## RECORDS SHOWN:
== Segment start ==

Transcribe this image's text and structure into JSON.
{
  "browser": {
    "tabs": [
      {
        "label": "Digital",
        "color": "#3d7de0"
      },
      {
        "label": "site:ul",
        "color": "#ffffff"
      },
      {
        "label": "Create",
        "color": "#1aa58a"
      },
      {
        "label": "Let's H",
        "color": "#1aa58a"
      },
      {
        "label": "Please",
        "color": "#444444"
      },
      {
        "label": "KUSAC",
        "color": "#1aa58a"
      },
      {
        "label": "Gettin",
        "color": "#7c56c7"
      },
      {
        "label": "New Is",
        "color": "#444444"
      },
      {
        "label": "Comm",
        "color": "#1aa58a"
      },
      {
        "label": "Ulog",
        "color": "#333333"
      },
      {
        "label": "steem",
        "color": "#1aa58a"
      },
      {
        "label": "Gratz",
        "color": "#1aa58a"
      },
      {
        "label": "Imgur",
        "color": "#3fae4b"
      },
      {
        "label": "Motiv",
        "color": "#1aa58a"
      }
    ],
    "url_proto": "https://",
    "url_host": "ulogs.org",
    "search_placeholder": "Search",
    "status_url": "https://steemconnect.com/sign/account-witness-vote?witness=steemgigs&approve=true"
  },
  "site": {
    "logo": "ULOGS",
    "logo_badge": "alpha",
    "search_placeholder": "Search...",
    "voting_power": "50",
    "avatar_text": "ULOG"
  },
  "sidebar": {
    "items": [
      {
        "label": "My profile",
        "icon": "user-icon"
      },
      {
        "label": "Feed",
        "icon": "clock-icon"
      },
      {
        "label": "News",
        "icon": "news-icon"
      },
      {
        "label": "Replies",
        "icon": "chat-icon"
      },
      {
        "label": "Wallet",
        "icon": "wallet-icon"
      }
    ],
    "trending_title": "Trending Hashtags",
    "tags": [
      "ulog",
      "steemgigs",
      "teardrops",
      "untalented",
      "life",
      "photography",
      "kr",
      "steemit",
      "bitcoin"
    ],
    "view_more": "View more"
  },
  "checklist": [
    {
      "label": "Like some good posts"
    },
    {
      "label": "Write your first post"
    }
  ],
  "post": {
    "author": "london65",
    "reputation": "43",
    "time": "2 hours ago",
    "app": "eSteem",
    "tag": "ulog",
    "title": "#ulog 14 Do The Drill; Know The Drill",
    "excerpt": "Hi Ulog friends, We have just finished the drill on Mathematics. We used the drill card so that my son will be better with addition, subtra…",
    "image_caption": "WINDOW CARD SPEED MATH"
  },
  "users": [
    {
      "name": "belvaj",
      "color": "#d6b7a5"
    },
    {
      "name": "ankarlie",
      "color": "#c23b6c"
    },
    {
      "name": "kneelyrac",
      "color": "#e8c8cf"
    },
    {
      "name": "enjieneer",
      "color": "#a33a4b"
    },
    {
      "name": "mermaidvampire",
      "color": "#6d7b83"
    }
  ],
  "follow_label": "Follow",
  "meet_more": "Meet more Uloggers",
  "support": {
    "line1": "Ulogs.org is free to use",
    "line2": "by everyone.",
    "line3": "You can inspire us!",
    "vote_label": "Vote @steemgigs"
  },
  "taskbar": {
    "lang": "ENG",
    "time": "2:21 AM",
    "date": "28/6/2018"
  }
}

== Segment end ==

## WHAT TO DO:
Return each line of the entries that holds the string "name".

## EXPECTED ANSWER:
      "name": "belvaj",
      "name": "ankarlie",
      "name": "kneelyrac",
      "name": "enjieneer",
      "name": "mermaidvampire",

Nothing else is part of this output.